Segment Start: RECORDS
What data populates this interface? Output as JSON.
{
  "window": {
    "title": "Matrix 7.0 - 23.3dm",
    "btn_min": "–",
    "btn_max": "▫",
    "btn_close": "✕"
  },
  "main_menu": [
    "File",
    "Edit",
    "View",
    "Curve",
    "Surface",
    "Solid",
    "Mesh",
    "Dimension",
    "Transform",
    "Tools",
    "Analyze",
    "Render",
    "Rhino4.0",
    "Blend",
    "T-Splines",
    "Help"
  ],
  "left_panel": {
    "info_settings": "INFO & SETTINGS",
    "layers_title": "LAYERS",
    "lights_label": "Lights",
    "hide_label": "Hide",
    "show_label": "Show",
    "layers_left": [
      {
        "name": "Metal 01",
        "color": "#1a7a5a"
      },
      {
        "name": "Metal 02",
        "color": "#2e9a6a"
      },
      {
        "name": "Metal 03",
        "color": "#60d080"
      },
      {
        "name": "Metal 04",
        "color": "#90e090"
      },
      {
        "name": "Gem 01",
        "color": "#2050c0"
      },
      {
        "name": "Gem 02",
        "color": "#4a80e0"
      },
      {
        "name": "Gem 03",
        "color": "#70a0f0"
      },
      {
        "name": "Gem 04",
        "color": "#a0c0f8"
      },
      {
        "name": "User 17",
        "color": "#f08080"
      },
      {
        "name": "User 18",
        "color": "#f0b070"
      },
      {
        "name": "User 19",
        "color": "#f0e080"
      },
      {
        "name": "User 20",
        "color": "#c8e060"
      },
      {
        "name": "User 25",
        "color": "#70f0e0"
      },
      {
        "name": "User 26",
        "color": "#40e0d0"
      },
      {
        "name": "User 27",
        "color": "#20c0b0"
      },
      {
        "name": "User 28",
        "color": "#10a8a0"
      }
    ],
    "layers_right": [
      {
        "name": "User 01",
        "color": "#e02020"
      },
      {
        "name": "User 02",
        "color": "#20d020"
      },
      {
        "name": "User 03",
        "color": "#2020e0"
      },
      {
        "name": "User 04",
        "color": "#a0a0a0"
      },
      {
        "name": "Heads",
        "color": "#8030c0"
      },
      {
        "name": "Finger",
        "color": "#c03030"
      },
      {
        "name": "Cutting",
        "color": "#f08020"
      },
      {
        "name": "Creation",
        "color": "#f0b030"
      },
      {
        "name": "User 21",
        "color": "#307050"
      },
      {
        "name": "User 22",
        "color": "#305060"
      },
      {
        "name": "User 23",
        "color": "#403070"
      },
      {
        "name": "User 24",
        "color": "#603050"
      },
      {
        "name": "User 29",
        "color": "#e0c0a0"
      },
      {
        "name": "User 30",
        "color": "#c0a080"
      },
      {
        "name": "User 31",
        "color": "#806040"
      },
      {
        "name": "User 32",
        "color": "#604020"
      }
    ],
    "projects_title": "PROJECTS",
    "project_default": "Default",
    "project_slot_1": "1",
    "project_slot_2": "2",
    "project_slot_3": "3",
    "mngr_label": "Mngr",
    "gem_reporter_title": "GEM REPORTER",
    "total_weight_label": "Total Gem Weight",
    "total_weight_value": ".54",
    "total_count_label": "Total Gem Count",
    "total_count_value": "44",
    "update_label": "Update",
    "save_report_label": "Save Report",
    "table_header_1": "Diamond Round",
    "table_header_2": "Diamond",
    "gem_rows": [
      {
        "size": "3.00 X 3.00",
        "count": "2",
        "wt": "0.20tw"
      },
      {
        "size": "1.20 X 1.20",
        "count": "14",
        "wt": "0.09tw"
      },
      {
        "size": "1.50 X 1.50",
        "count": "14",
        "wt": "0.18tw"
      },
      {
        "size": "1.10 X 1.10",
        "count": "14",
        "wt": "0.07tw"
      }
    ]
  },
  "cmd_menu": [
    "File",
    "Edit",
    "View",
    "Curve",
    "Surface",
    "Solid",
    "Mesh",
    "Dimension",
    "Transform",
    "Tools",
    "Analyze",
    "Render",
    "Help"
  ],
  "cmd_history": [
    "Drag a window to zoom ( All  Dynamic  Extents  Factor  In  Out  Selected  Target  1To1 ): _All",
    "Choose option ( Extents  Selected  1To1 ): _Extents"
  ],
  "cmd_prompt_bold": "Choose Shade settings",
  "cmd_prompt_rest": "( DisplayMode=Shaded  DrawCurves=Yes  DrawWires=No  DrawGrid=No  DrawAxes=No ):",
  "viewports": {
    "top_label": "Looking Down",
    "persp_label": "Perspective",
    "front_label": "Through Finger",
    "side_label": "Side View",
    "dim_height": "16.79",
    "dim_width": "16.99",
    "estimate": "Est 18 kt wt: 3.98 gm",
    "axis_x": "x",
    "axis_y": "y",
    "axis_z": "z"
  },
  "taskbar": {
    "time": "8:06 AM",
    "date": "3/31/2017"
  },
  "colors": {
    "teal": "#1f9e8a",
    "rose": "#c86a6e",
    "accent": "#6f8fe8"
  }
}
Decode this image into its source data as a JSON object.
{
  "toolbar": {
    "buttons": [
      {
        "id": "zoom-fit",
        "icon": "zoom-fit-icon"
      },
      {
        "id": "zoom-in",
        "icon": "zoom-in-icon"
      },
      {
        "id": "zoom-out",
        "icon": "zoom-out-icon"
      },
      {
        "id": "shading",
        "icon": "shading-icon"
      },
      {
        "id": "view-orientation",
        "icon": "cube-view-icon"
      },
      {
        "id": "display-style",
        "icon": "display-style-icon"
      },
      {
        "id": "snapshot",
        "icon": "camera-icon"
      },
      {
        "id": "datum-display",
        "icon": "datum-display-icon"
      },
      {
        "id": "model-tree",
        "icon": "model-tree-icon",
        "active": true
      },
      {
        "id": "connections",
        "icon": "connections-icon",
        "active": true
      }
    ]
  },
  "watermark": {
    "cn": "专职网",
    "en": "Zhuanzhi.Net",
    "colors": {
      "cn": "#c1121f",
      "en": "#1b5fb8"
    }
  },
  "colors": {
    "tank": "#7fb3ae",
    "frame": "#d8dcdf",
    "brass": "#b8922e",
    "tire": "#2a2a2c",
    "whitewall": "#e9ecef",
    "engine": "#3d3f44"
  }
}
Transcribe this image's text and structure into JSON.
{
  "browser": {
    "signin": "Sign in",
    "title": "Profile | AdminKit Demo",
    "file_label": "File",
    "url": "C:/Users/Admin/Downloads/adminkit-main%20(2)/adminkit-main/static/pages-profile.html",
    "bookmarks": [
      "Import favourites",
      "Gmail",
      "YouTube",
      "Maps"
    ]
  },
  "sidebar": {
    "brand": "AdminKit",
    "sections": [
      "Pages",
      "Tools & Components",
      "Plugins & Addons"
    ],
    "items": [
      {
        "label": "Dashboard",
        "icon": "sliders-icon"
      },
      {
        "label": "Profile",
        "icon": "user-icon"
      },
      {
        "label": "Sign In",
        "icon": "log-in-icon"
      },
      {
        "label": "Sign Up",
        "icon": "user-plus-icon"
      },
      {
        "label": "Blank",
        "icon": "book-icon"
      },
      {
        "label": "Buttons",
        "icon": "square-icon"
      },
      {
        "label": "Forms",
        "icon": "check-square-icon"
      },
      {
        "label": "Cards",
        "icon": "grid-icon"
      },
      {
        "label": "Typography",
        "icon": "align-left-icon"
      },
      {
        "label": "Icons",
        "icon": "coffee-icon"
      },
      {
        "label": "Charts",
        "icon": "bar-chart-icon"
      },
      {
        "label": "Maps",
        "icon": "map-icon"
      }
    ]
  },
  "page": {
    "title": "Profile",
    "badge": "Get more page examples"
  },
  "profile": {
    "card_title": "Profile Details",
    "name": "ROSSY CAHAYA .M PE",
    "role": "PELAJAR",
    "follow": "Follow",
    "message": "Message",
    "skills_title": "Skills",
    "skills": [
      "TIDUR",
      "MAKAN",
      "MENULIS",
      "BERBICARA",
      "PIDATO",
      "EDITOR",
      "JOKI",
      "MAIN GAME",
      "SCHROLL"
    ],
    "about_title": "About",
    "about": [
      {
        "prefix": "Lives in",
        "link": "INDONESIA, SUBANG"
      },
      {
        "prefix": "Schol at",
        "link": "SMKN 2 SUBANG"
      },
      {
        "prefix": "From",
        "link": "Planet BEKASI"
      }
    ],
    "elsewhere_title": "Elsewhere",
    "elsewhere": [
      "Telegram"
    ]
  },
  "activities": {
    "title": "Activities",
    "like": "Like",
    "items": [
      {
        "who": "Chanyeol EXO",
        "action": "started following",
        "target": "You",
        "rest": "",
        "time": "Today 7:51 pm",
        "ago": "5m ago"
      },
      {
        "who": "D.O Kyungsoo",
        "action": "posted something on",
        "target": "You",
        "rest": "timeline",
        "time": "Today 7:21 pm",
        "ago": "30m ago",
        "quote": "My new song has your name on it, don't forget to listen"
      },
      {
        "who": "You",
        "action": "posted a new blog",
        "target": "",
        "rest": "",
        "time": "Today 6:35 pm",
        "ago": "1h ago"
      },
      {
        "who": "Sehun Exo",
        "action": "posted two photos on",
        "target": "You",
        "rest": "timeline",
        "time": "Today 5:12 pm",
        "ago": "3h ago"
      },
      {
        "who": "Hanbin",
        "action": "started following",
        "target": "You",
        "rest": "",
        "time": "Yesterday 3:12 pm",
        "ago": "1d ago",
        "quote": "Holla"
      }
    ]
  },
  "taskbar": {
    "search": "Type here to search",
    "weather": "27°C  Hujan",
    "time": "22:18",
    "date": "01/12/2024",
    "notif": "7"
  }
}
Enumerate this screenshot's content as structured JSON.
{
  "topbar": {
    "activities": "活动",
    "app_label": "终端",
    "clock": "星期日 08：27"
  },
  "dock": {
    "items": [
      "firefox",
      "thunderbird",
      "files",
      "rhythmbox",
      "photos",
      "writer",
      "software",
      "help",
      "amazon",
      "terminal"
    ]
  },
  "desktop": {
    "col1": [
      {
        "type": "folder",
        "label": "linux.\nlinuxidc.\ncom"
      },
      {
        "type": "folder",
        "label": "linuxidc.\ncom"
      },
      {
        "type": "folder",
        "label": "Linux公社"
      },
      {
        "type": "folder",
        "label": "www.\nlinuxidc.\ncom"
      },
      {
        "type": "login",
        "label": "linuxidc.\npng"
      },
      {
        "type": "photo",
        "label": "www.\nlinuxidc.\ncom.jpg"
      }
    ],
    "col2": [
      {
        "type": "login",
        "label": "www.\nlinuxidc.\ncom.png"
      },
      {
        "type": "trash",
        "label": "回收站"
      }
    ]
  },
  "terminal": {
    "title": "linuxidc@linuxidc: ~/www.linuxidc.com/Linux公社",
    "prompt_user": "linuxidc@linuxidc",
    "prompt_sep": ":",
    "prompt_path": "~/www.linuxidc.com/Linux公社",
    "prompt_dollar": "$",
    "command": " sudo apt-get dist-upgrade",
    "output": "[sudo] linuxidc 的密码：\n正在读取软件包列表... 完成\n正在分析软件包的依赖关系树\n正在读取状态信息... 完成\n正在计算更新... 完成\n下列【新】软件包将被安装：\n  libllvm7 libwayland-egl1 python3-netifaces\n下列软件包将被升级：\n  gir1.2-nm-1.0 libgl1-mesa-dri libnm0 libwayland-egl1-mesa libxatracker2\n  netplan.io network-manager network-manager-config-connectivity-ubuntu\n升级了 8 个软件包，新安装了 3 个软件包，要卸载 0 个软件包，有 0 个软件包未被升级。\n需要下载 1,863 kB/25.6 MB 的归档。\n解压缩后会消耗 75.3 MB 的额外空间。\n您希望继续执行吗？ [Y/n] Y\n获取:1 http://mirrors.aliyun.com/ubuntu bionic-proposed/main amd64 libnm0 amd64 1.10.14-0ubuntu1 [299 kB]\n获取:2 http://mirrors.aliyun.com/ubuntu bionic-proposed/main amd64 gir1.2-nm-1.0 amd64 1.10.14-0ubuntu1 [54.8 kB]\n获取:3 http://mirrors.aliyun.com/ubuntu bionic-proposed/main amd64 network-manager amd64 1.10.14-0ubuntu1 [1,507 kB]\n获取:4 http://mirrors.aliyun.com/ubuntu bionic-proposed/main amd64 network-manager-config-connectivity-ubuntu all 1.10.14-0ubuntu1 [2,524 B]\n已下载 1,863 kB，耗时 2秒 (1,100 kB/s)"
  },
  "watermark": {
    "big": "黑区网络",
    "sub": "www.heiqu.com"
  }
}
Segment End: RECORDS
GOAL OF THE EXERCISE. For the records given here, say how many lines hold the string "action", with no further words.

EXERCISE RESPONSE. 5